Repeat the data below with no changes.

--------

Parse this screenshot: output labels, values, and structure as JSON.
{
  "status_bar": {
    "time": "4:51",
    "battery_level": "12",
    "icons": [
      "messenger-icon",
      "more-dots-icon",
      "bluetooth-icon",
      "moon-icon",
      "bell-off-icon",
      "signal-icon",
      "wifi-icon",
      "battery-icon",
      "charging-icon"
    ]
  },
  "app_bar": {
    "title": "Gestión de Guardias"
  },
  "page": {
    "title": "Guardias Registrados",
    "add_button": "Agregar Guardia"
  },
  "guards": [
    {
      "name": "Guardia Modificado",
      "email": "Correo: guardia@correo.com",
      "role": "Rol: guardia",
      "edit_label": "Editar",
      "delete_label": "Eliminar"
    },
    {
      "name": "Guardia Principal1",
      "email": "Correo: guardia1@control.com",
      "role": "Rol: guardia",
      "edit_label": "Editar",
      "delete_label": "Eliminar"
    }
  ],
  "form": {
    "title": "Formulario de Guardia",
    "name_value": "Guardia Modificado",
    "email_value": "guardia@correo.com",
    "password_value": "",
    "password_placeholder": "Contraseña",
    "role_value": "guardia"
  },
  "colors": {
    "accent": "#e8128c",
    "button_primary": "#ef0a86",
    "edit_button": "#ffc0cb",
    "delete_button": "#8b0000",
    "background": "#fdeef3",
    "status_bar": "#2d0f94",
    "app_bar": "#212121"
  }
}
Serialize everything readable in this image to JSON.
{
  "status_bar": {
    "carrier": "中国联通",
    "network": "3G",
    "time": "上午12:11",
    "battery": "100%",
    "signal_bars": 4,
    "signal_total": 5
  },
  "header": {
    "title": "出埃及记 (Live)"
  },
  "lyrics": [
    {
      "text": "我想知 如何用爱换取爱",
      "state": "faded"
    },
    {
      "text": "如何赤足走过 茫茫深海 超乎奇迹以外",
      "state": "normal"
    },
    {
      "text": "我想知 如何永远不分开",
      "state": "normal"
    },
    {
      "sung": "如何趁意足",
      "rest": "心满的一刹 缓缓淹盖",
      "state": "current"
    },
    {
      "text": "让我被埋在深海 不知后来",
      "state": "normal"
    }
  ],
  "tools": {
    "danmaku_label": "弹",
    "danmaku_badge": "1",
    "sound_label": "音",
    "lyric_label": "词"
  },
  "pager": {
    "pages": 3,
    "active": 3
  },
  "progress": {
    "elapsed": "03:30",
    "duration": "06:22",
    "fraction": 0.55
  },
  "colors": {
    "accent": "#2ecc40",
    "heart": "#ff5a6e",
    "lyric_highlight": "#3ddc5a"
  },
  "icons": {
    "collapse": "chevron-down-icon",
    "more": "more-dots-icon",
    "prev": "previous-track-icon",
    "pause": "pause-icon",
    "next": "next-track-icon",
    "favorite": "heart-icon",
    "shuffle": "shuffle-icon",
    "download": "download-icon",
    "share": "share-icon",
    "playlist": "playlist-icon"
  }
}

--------

### RESULT OF THE EXERCISE
Parse this screenshot: output labels, values, and structure as JSON.
{
  "status_bar": {
    "time": "4:51",
    "battery_level": "12",
    "icons": [
      "messenger-icon",
      "more-dots-icon",
      "bluetooth-icon",
      "moon-icon",
      "bell-off-icon",
      "signal-icon",
      "wifi-icon",
      "battery-icon",
      "charging-icon"
    ]
  },
  "app_bar": {
    "title": "Gestión de Guardias"
  },
  "page": {
    "title": "Guardias Registrados",
    "add_button": "Agregar Guardia"
  },
  "guards": [
    {
      "name": "Guardia Modificado",
      "email": "Correo: guardia@correo.com",
      "role": "Rol: guardia",
      "edit_label": "Editar",
      "delete_label": "Eliminar"
    },
    {
      "name": "Guardia Principal1",
      "email": "Correo: guardia1@control.com",
      "role": "Rol: guardia",
      "edit_label": "Editar",
      "delete_label": "Eliminar"
    }
  ],
  "form": {
    "title": "Formulario de Guardia",
    "name_value": "Guardia Modificado",
    "email_value": "guardia@correo.com",
    "password_value": "",
    "password_placeholder": "Contraseña",
    "role_value": "guardia"
  },
  "colors": {
    "accent": "#e8128c",
    "button_primary": "#ef0a86",
    "edit_button": "#ffc0cb",
    "delete_button": "#8b0000",
    "background": "#fdeef3",
    "status_bar": "#2d0f94",
    "app_bar": "#212121"
  }
}
Serialize everything readable in this image to JSON.
{
  "status_bar": {
    "carrier": "中国联通",
    "network": "3G",
    "time": "上午12:11",
    "battery": "100%",
    "signal_bars": 4,
    "signal_total": 5
  },
  "header": {
    "title": "出埃及记 (Live)"
  },
  "lyrics": [
    {
      "text": "我想知 如何用爱换取爱",
      "state": "faded"
    },
    {
      "text": "如何赤足走过 茫茫深海 超乎奇迹以外",
      "state": "normal"
    },
    {
      "text": "我想知 如何永远不分开",
      "state": "normal"
    },
    {
      "sung": "如何趁意足",
      "rest": "心满的一刹 缓缓淹盖",
      "state": "current"
    },
    {
      "text": "让我被埋在深海 不知后来",
      "state": "normal"
    }
  ],
  "tools": {
    "danmaku_label": "弹",
    "danmaku_badge": "1",
    "sound_label": "音",
    "lyric_label": "词"
  },
  "pager": {
    "pages": 3,
    "active": 3
  },
  "progress": {
    "elapsed": "03:30",
    "duration": "06:22",
    "fraction": 0.55
  },
  "colors": {
    "accent": "#2ecc40",
    "heart": "#ff5a6e",
    "lyric_highlight": "#3ddc5a"
  },
  "icons": {
    "collapse": "chevron-down-icon",
    "more": "more-dots-icon",
    "prev": "previous-track-icon",
    "pause": "pause-icon",
    "next": "next-track-icon",
    "favorite": "heart-icon",
    "shuffle": "shuffle-icon",
    "download": "download-icon",
    "share": "share-icon",
    "playlist": "playlist-icon"
  }
}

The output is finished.